Water lilies are washed, tied into bundles and sold on the market. In addition to beauty, waterlilies are a favorite food, an ingredient for some hotpots and family dishes.

The water lily harvest takes place in the labyrinth of water and land of the Mekong Delta and is undoubtedly a moment to experience, one of the many wonders of Vietnam. 

The romantic scenery has always won the heart of many local and international photographers. 

A photo themed water lily harvesting on Mekong River Delta has just even been highlighted  US National Geographic magazine.

“During flood season, flowering water lilies paint the mighty Mekong white and fuchsia,” writer staff of National Geographic Rachel Ng wrote.

The Mekong River flows through China, Myanmar (Burma), Laos, Thailand, and Cambodia before fanning out into a network of waterways in southwestern Vietnam and emptying into the South China Sea.
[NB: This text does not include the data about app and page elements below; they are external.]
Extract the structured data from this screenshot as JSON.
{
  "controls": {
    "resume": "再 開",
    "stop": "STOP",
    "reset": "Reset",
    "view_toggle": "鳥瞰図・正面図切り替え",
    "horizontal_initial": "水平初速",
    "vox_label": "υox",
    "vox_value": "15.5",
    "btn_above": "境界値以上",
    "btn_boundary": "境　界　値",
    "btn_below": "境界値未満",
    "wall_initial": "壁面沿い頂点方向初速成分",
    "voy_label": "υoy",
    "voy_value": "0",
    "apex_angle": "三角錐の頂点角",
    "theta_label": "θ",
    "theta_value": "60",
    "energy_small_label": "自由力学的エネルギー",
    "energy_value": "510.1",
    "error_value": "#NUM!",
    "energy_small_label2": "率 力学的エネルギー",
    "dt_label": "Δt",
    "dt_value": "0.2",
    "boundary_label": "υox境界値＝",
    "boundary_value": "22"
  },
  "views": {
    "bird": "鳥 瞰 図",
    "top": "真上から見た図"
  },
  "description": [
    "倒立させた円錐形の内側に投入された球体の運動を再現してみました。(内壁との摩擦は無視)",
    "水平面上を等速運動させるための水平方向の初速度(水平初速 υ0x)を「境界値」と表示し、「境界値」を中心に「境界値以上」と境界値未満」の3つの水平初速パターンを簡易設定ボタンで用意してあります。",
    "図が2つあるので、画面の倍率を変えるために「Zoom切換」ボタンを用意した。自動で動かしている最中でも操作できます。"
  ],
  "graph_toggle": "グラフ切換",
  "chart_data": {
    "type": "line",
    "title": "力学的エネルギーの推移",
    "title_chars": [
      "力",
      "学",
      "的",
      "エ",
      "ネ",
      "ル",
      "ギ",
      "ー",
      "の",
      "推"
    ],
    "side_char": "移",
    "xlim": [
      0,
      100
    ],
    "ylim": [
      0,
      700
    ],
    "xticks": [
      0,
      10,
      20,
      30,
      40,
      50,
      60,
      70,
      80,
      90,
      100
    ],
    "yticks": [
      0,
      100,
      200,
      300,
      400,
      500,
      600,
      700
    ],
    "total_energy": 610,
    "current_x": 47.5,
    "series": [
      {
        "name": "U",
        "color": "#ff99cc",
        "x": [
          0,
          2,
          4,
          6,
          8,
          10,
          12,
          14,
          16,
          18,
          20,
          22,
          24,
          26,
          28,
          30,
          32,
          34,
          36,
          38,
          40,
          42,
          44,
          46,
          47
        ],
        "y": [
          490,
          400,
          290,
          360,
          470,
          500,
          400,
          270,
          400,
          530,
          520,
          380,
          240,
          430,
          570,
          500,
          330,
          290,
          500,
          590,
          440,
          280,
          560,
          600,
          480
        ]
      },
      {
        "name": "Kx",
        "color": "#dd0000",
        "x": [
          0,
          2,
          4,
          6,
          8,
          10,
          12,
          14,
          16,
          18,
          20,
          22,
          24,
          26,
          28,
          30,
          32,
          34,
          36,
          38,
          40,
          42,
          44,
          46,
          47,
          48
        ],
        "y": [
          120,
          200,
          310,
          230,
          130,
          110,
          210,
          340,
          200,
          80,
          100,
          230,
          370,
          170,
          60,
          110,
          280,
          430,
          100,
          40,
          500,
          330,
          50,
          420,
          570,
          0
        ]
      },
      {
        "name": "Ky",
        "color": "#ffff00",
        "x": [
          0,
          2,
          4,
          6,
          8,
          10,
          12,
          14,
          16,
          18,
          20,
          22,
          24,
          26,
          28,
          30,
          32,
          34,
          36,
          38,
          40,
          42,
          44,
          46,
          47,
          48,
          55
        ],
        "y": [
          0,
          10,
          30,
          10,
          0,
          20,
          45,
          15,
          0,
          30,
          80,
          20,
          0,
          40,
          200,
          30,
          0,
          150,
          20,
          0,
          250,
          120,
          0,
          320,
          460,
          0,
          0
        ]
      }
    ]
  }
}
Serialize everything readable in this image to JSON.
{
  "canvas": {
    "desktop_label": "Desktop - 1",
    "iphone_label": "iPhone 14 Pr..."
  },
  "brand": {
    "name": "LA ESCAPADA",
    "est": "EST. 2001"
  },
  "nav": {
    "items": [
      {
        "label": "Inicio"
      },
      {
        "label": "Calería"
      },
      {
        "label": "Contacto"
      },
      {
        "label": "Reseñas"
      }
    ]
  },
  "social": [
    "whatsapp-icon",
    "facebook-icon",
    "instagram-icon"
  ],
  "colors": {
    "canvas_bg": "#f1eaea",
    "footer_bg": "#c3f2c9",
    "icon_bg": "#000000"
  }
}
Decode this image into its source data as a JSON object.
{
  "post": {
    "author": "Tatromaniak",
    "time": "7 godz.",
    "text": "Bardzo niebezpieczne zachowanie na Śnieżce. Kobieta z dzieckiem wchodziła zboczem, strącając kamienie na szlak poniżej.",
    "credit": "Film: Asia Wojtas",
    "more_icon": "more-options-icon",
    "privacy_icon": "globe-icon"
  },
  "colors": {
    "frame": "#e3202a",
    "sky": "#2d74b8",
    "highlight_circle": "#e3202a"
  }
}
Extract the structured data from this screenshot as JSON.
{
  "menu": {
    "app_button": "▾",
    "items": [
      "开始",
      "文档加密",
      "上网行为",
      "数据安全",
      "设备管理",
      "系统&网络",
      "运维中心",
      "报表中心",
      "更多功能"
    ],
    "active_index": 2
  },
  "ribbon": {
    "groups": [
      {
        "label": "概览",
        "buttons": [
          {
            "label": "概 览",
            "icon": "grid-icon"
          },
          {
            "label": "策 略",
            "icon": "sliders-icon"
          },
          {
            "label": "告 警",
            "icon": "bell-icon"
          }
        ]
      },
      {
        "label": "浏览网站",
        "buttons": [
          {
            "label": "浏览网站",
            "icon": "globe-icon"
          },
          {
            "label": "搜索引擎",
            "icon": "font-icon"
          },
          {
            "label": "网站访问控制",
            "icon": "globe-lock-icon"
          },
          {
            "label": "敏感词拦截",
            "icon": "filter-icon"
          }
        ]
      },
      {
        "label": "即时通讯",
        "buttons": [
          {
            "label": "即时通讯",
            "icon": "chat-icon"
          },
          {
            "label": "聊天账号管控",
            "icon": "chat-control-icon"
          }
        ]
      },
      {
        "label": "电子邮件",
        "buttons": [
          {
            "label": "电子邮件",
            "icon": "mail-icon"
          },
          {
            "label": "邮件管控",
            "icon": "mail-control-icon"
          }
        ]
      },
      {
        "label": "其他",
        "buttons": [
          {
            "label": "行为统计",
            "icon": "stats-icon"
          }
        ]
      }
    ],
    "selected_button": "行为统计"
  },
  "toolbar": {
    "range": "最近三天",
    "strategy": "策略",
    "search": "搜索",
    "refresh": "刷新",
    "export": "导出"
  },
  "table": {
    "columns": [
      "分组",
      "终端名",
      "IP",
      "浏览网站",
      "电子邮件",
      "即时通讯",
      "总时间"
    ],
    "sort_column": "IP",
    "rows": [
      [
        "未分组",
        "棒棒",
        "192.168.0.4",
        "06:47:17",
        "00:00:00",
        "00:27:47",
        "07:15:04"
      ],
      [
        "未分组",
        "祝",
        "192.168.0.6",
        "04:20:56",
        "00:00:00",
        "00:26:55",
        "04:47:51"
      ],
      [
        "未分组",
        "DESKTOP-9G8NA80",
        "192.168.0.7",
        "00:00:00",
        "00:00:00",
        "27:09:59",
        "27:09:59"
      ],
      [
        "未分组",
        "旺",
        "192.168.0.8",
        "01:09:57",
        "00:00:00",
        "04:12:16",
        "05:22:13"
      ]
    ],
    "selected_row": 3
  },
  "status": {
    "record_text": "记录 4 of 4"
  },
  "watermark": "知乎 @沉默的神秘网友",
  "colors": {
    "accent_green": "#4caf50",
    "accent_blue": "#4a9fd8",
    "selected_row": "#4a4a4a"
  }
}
“During flood season in the delta (June to November), women steer long-tail boats to harvest water lilies. Wading into waist-deep water, they rinse and bundle the plants for sale at markets and to restaurants,” Geographic added. 

The magazine quoted photographer Khanh Phan as saying that these women learned boating from their mothers and grandmothers. She likens the circle of lilies to one big blossom on which “the women are like bees.”

The female photographer is famous for her water lily shootings. With the photo entitled ‘Harvesting Water Lilies’, she won the third prize of the Malta International Photography Award (MIPA) in 2021.

The photo which is introduced in National Geographic is from the water lily photo collection that was snapped by Khanh Phan in Moc Hoa District, Vietnam’s Mekong Delta province of Long An.

  1. "Washing water lilies"- In Mekong River Delta, women ride boats to pick water lilies, then wash and sell them at the local market. Water lilies planting has been a traditional work for women in southern part of the country for generations. The edible flowers are also a delicacy.

Waterlily can be found everywhere in Vietnam, but the flowers proliferate in the Mekong River Delta area. The vivid white and purple flowers are not only ideal for adorning the house, but also a rich source of food for local residents.

According to the photographer, foreign tourists are always astounded to see the beautiful images that are hardly found in their countries. “The scenery of harvesting waterlily in Mekong River delta is my endless source of inspiration,” she told The Hanoi Times.

She added that best time to shoot the photos of waterlily is in the morning. After nine o’clock, its petals will close slowly, concealing a part of the flower’s beauty. Thus, she arrived at the pond the night before, waiting until dawn for taking the best shots.

The following are some outstanding aerial shots of water lilies by Vietnamese award-winning photographers:

The photo entitled “Harvesting Water Lilies” by Nguyen Tan Tuan won the excellence award of The First Half of 2021 “Smile World” International Photography Awards.
The beautiful water lilies shot by Vu Tuong Chieu with the marvelous background of Rhizophora apiculate forest.
The colourful photo of harvesting water lilies by Huynh Nam Dong.